= Items from a data source =

* * * * * * *

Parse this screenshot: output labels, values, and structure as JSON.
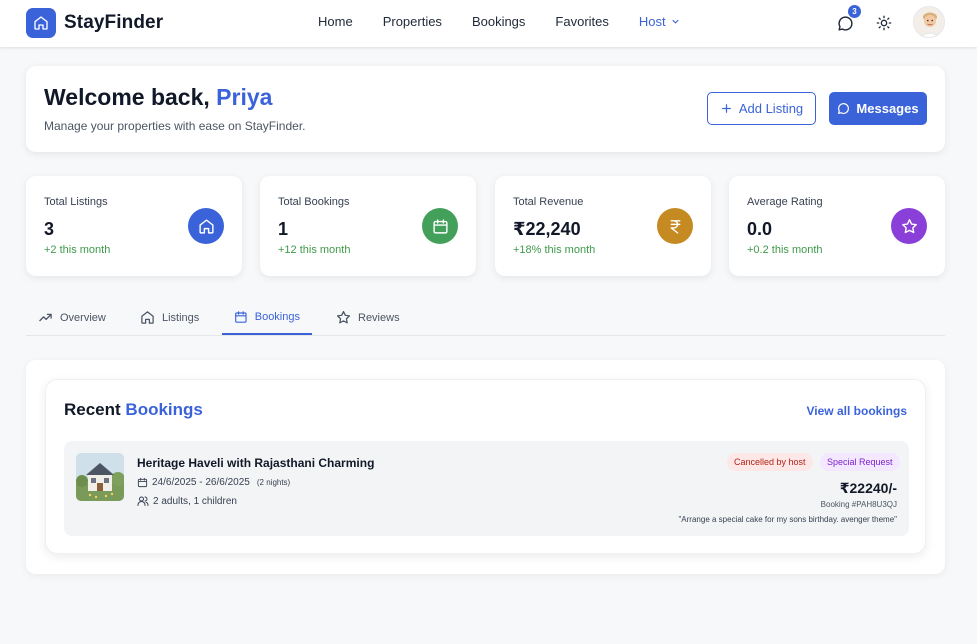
{
  "app": {
    "name": "StayFinder"
  },
  "nav": {
    "items": [
      "Home",
      "Properties",
      "Bookings",
      "Favorites"
    ],
    "host_label": "Host",
    "messages_badge": "3"
  },
  "welcome": {
    "greeting": "Welcome back, ",
    "user_name": "Priya",
    "subtitle": "Manage your properties with ease on StayFinder.",
    "add_listing_label": "Add Listing",
    "messages_label": "Messages"
  },
  "stats": [
    {
      "label": "Total Listings",
      "value": "3",
      "delta": "+2 this month",
      "icon": "home-icon",
      "color": "#3b63d9"
    },
    {
      "label": "Total Bookings",
      "value": "1",
      "delta": "+12 this month",
      "icon": "calendar-icon",
      "color": "#43a05b"
    },
    {
      "label": "Total Revenue",
      "value": "₹22,240",
      "delta": "+18% this month",
      "icon": "rupee-icon",
      "color": "#c68a23"
    },
    {
      "label": "Average Rating",
      "value": "0.0",
      "delta": "+0.2 this month",
      "icon": "star-icon",
      "color": "#8a3fd9"
    }
  ],
  "tabs": [
    {
      "label": "Overview",
      "icon": "trending-up-icon"
    },
    {
      "label": "Listings",
      "icon": "home-icon"
    },
    {
      "label": "Bookings",
      "icon": "calendar-icon",
      "active": true
    },
    {
      "label": "Reviews",
      "icon": "star-icon"
    }
  ],
  "recent": {
    "title_prefix": "Recent ",
    "title_highlight": "Bookings",
    "view_all_label": "View all bookings",
    "bookings": [
      {
        "title": "Heritage Haveli with Rajasthani Charming",
        "dates": "24/6/2025 - 26/6/2025",
        "nights": "(2 nights)",
        "guests": "2 adults, 1 children",
        "status": "Cancelled by host",
        "tag": "Special Request",
        "price": "₹22240/-",
        "booking_ref": "Booking #PAH8U3QJ",
        "note": "\"Arrange a special cake for my sons birthday. avenger theme\""
      }
    ]
  },
  "colors": {
    "accent": "#3b63d9",
    "success": "#3f9a4a"
  }
}
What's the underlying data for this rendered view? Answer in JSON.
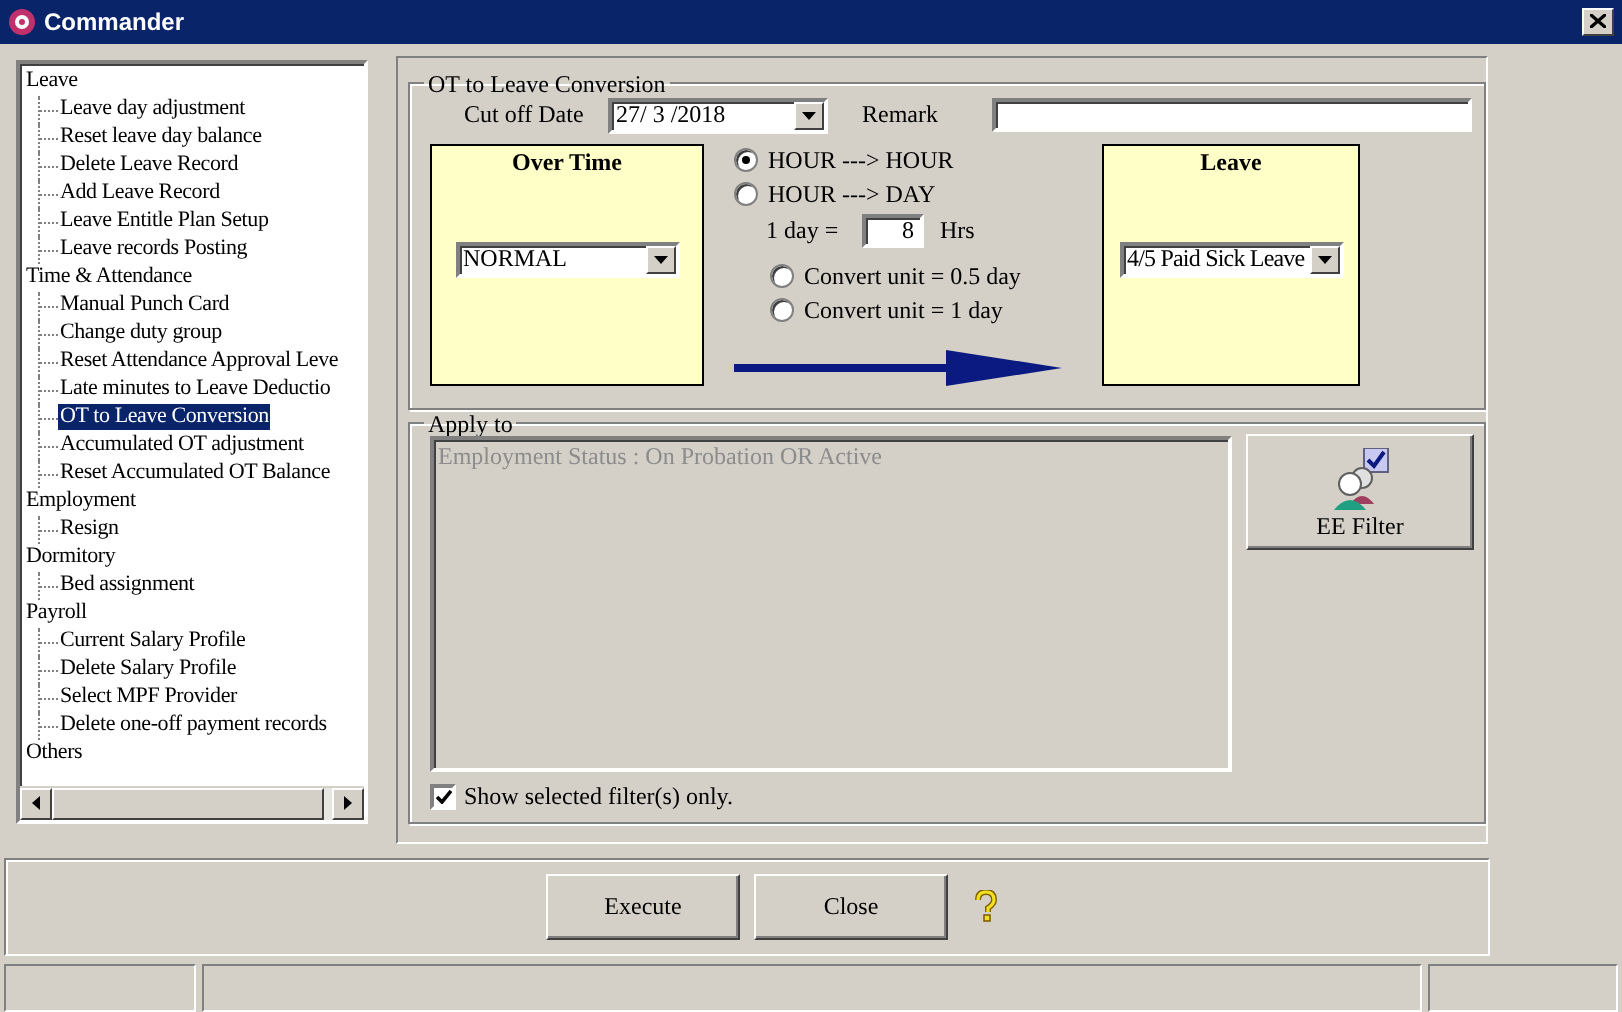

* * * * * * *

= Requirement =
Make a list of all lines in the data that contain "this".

= Reply =
Parse this screenshot: output labels, values, and structure as JSON.
      "delta": "+2 this month",
      "delta": "+12 this month",
      "delta": "+18% this month",
      "delta": "+0.2 this month",
What's the underlying data for this rendered view? Answer in JSON.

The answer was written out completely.